“There are a lot of you and not so many of us. America is a young country. Your founding documents are no more than 300 years old and what you’ve built – with the exception of the Twin Towers – you’ve kept as long as you’ve wanted it. You have Harvard, Gadsby’s Tavern, Elfreth’s Alley, towns, cities and farms. Our founding document is more than 3,000 years old and we’d already lost our First and Second Temples while Jesus was still a living memory. Within today’s living memory, we lost schools, synagogues, libraries, homes, businesses and the graves of our fathers in Europe, the Middle East and North Africa.
“You have; we had, we lost, we built, we lost and we rebuilt in our ancient homeland. You know that, so why am I telling you this?
“Because it informs everything you do and everything we do. The lesson we draw from your history is that in the 1930s it was Czechoslovakia, not the United States that disappeared. After the American withdrawal from Vietnam, it was Cambodians, not Americans who died. President Clinton said the absence of U.S. intervention in Rwanda was a mistake – but it was Rwandans, not Americans who died.

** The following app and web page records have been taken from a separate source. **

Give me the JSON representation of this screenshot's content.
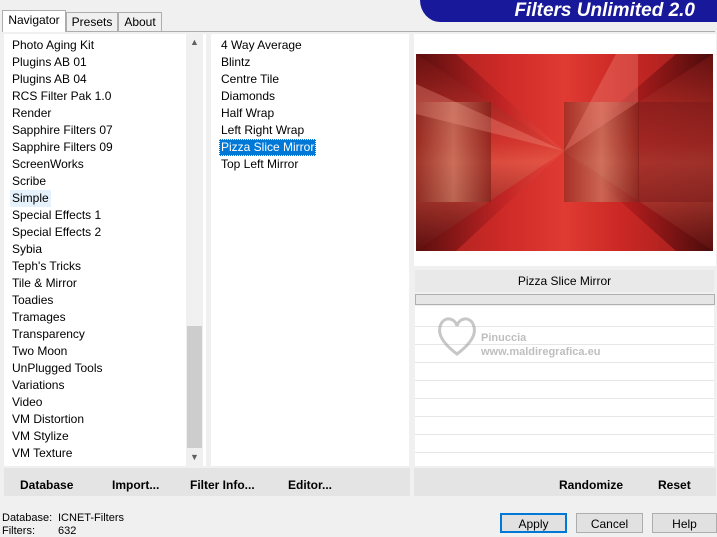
{
  "tabs": [
    {
      "label": "Navigator",
      "active": true
    },
    {
      "label": "Presets",
      "active": false
    },
    {
      "label": "About",
      "active": false
    }
  ],
  "banner": {
    "title": "Filters Unlimited 2.0"
  },
  "categories": [
    "Photo Aging Kit",
    "Plugins AB 01",
    "Plugins AB 04",
    "RCS Filter Pak 1.0",
    "Render",
    "Sapphire Filters 07",
    "Sapphire Filters 09",
    "ScreenWorks",
    "Scribe",
    "Simple",
    "Special Effects 1",
    "Special Effects 2",
    "Sybia",
    "Teph's Tricks",
    "Tile & Mirror",
    "Toadies",
    "Tramages",
    "Transparency",
    "Two Moon",
    "UnPlugged Tools",
    "Variations",
    "Video",
    "VM Distortion",
    "VM Stylize",
    "VM Texture"
  ],
  "selected_category": "Simple",
  "filters": [
    "4 Way Average",
    "Blintz",
    "Centre Tile",
    "Diamonds",
    "Half Wrap",
    "Left Right Wrap",
    "Pizza Slice Mirror",
    "Top Left Mirror"
  ],
  "selected_filter": "Pizza Slice Mirror",
  "preview": {
    "filter_name": "Pizza Slice Mirror"
  },
  "watermark": {
    "name": "Pinuccia",
    "url": "www.maldiregrafica.eu"
  },
  "toolbar": {
    "database": "Database",
    "import": "Import...",
    "filter_info": "Filter Info...",
    "editor": "Editor...",
    "randomize": "Randomize",
    "reset": "Reset"
  },
  "status": {
    "database_label": "Database:",
    "database_value": "ICNET-Filters",
    "filters_label": "Filters:",
    "filters_value": "632"
  },
  "dialog": {
    "apply": "Apply",
    "cancel": "Cancel",
    "help": "Help"
  },
  "colors": {
    "accent": "#0078d7",
    "banner": "#18189a"
  }
}
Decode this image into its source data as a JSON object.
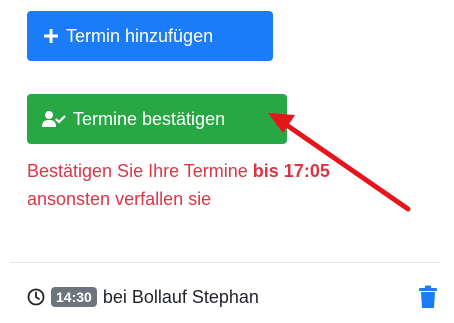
{
  "buttons": {
    "add_label": "Termin hinzufügen",
    "confirm_label": "Termine bestätigen"
  },
  "warning": {
    "part1": "Bestätigen Sie Ihre Termine ",
    "bold": "bis 17:05",
    "part2": "ansonsten verfallen sie"
  },
  "appointment": {
    "time": "14:30",
    "text": "bei Bollauf Stephan"
  },
  "colors": {
    "primary": "#1a7cf6",
    "success": "#28a745",
    "danger": "#dc3545",
    "badge": "#6c757d",
    "annotation_arrow": "#e8141c"
  }
}
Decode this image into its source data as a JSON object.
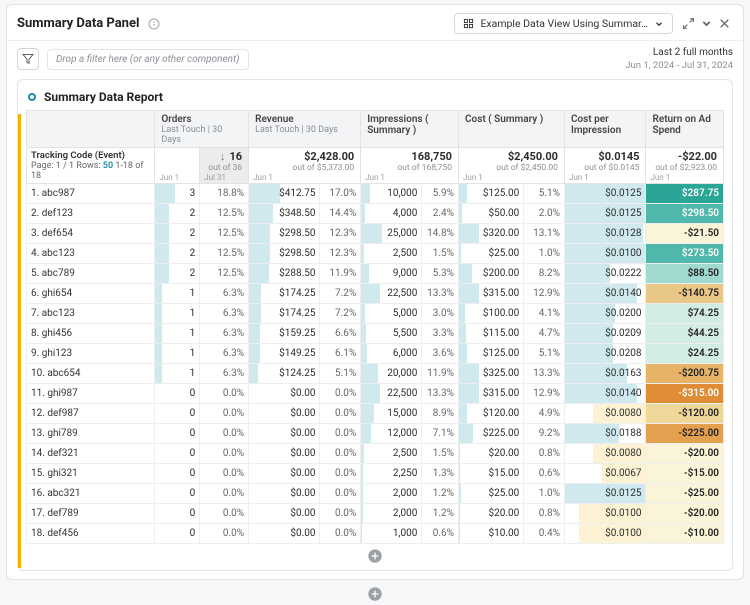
{
  "header": {
    "title": "Summary Data Panel",
    "view_btn_icon": "grid",
    "view_btn_label": "Example Data View Using Summar…"
  },
  "filter": {
    "placeholder": "Drop a filter here (or any other component)",
    "range_label": "Last 2 full months",
    "range_dates": "Jun 1, 2024 - Jul 31, 2024"
  },
  "report": {
    "title": "Summary Data Report",
    "track_label": "Tracking Code (Event)",
    "page_label_pre": "Page: 1 / 1  Rows:",
    "page_rows": "50",
    "page_label_post": "1-18 of 18",
    "sub_jun": "Jun 1",
    "sub_jul": "Jul 31"
  },
  "columns": {
    "orders": {
      "label": "Orders",
      "sub": "Last Touch | 30 Days",
      "total": "16",
      "out": "out of 36"
    },
    "revenue": {
      "label": "Revenue",
      "sub": "Last Touch | 30 Days",
      "total": "$2,428.00",
      "out": "out of $5,373.00"
    },
    "impr": {
      "label": "Impressions ( Summary )",
      "total": "168,750",
      "out": "out of 168,750"
    },
    "cost": {
      "label": "Cost ( Summary )",
      "total": "$2,450.00",
      "out": "out of $2,450.00"
    },
    "cpi": {
      "label": "Cost per Impression",
      "total": "$0.0145",
      "out": "out of $0.0145"
    },
    "roas": {
      "label": "Return on Ad Spend",
      "total": "-$22.00",
      "out": "out of $2,923.00"
    }
  },
  "rows": [
    {
      "label": "1.  abc987",
      "orders": "3",
      "orders_p": "18.8%",
      "rev": "$412.75",
      "rev_p": "17.0%",
      "imp": "10,000",
      "imp_p": "5.9%",
      "cost": "$125.00",
      "cost_p": "5.1%",
      "cpi": "$0.0125",
      "roas": "$287.75",
      "roas_c": "r-tealD",
      "bars": {
        "o": 44,
        "r": 44,
        "i": 14,
        "c": 13,
        "p": 100
      }
    },
    {
      "label": "2.  def123",
      "orders": "2",
      "orders_p": "12.5%",
      "rev": "$348.50",
      "rev_p": "14.4%",
      "imp": "4,000",
      "imp_p": "2.4%",
      "cost": "$50.00",
      "cost_p": "2.0%",
      "cpi": "$0.0125",
      "roas": "$298.50",
      "roas_c": "r-teal",
      "bars": {
        "o": 30,
        "r": 34,
        "i": 6,
        "c": 5,
        "p": 100
      }
    },
    {
      "label": "3.  def654",
      "orders": "2",
      "orders_p": "12.5%",
      "rev": "$298.50",
      "rev_p": "12.3%",
      "imp": "25,000",
      "imp_p": "14.8%",
      "cost": "$320.00",
      "cost_p": "13.1%",
      "cpi": "$0.0128",
      "roas": "-$21.50",
      "roas_c": "r-cream",
      "bars": {
        "o": 30,
        "r": 29,
        "i": 35,
        "c": 31,
        "p": 97
      }
    },
    {
      "label": "4.  abc123",
      "orders": "2",
      "orders_p": "12.5%",
      "rev": "$298.50",
      "rev_p": "12.3%",
      "imp": "2,500",
      "imp_p": "1.5%",
      "cost": "$25.00",
      "cost_p": "1.0%",
      "cpi": "$0.0100",
      "roas": "$273.50",
      "roas_c": "r-teal",
      "bars": {
        "o": 30,
        "r": 29,
        "i": 4,
        "c": 3,
        "p": 100
      }
    },
    {
      "label": "5.  abc789",
      "orders": "2",
      "orders_p": "12.5%",
      "rev": "$288.50",
      "rev_p": "11.9%",
      "imp": "9,000",
      "imp_p": "5.3%",
      "cost": "$200.00",
      "cost_p": "8.2%",
      "cpi": "$0.0222",
      "roas": "$88.50",
      "roas_c": "r-tealL",
      "bars": {
        "o": 30,
        "r": 28,
        "i": 13,
        "c": 20,
        "p": 56
      }
    },
    {
      "label": "6.  ghi654",
      "orders": "1",
      "orders_p": "6.3%",
      "rev": "$174.25",
      "rev_p": "7.2%",
      "imp": "22,500",
      "imp_p": "13.3%",
      "cost": "$315.00",
      "cost_p": "12.9%",
      "cpi": "$0.0140",
      "roas": "-$140.75",
      "roas_c": "r-tan",
      "bars": {
        "o": 15,
        "r": 17,
        "i": 31,
        "c": 31,
        "p": 89
      }
    },
    {
      "label": "7.  abc123",
      "orders": "1",
      "orders_p": "6.3%",
      "rev": "$174.25",
      "rev_p": "7.2%",
      "imp": "5,000",
      "imp_p": "3.0%",
      "cost": "$100.00",
      "cost_p": "4.1%",
      "cpi": "$0.0200",
      "roas": "$74.25",
      "roas_c": "r-mint",
      "bars": {
        "o": 15,
        "r": 17,
        "i": 7,
        "c": 10,
        "p": 62
      }
    },
    {
      "label": "8.  ghi456",
      "orders": "1",
      "orders_p": "6.3%",
      "rev": "$159.25",
      "rev_p": "6.6%",
      "imp": "5,500",
      "imp_p": "3.3%",
      "cost": "$115.00",
      "cost_p": "4.7%",
      "cpi": "$0.0209",
      "roas": "$44.25",
      "roas_c": "r-mint",
      "bars": {
        "o": 15,
        "r": 16,
        "i": 8,
        "c": 11,
        "p": 60
      }
    },
    {
      "label": "9.  ghi123",
      "orders": "1",
      "orders_p": "6.3%",
      "rev": "$149.25",
      "rev_p": "6.1%",
      "imp": "6,000",
      "imp_p": "3.6%",
      "cost": "$125.00",
      "cost_p": "5.1%",
      "cpi": "$0.0208",
      "roas": "$24.25",
      "roas_c": "r-mint",
      "bars": {
        "o": 15,
        "r": 15,
        "i": 9,
        "c": 12,
        "p": 60
      }
    },
    {
      "label": "10. abc654",
      "orders": "1",
      "orders_p": "6.3%",
      "rev": "$124.25",
      "rev_p": "5.1%",
      "imp": "20,000",
      "imp_p": "11.9%",
      "cost": "$325.00",
      "cost_p": "13.3%",
      "cpi": "$0.0163",
      "roas": "-$200.75",
      "roas_c": "r-lor",
      "bars": {
        "o": 15,
        "r": 12,
        "i": 28,
        "c": 31,
        "p": 77
      }
    },
    {
      "label": "11.  ghi987",
      "orders": "0",
      "orders_p": "0.0%",
      "rev": "$0.00",
      "rev_p": "0.0%",
      "imp": "22,500",
      "imp_p": "13.3%",
      "cost": "$315.00",
      "cost_p": "12.9%",
      "cpi": "$0.0140",
      "roas": "-$315.00",
      "roas_c": "r-orD",
      "bars": {
        "o": 0,
        "r": 0,
        "i": 31,
        "c": 31,
        "p": 89
      }
    },
    {
      "label": "12.  def987",
      "orders": "0",
      "orders_p": "0.0%",
      "rev": "$0.00",
      "rev_p": "0.0%",
      "imp": "15,000",
      "imp_p": "8.9%",
      "cost": "$120.00",
      "cost_p": "4.9%",
      "cpi": "$0.0080",
      "roas": "-$120.00",
      "roas_c": "r-sand",
      "bars": {
        "o": 0,
        "r": 0,
        "i": 21,
        "c": 12,
        "p": 100,
        "po": 35
      }
    },
    {
      "label": "13.  ghi789",
      "orders": "0",
      "orders_p": "0.0%",
      "rev": "$0.00",
      "rev_p": "0.0%",
      "imp": "12,000",
      "imp_p": "7.1%",
      "cost": "$225.00",
      "cost_p": "9.2%",
      "cpi": "$0.0188",
      "roas": "-$225.00",
      "roas_c": "r-or",
      "bars": {
        "o": 0,
        "r": 0,
        "i": 17,
        "c": 22,
        "p": 67
      }
    },
    {
      "label": "14.  def321",
      "orders": "0",
      "orders_p": "0.0%",
      "rev": "$0.00",
      "rev_p": "0.0%",
      "imp": "2,500",
      "imp_p": "1.5%",
      "cost": "$20.00",
      "cost_p": "0.8%",
      "cpi": "$0.0080",
      "roas": "-$20.00",
      "roas_c": "r-cream",
      "bars": {
        "o": 0,
        "r": 0,
        "i": 4,
        "c": 2,
        "p": 100,
        "po": 35
      }
    },
    {
      "label": "15.  ghi321",
      "orders": "0",
      "orders_p": "0.0%",
      "rev": "$0.00",
      "rev_p": "0.0%",
      "imp": "2,250",
      "imp_p": "1.3%",
      "cost": "$15.00",
      "cost_p": "0.6%",
      "cpi": "$0.0067",
      "roas": "-$15.00",
      "roas_c": "r-cream",
      "bars": {
        "o": 0,
        "r": 0,
        "i": 3,
        "c": 2,
        "p": 100,
        "po": 46
      }
    },
    {
      "label": "16.  abc321",
      "orders": "0",
      "orders_p": "0.0%",
      "rev": "$0.00",
      "rev_p": "0.0%",
      "imp": "2,000",
      "imp_p": "1.2%",
      "cost": "$25.00",
      "cost_p": "1.0%",
      "cpi": "$0.0125",
      "roas": "-$25.00",
      "roas_c": "r-cream",
      "bars": {
        "o": 0,
        "r": 0,
        "i": 3,
        "c": 3,
        "p": 100
      }
    },
    {
      "label": "17.  def789",
      "orders": "0",
      "orders_p": "0.0%",
      "rev": "$0.00",
      "rev_p": "0.0%",
      "imp": "2,000",
      "imp_p": "1.2%",
      "cost": "$20.00",
      "cost_p": "0.8%",
      "cpi": "$0.0100",
      "roas": "-$20.00",
      "roas_c": "r-cream",
      "bars": {
        "o": 0,
        "r": 0,
        "i": 3,
        "c": 2,
        "p": 100,
        "po": 18
      }
    },
    {
      "label": "18.  def456",
      "orders": "0",
      "orders_p": "0.0%",
      "rev": "$0.00",
      "rev_p": "0.0%",
      "imp": "1,000",
      "imp_p": "0.6%",
      "cost": "$10.00",
      "cost_p": "0.4%",
      "cpi": "$0.0100",
      "roas": "-$10.00",
      "roas_c": "r-cream",
      "bars": {
        "o": 0,
        "r": 0,
        "i": 2,
        "c": 1,
        "p": 100,
        "po": 18
      }
    }
  ]
}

“We appreciated hearing you say that you share our understanding of Iran as a threat and hearing you say that a nuclear-armed Iran is unacceptable to you. But the lesson of our history is that small people in small spaces do not have the luxury of being wrong the first time and regrouping to get it right. At the moment of peril, we will have one shot at protecting ourselves, and only one.”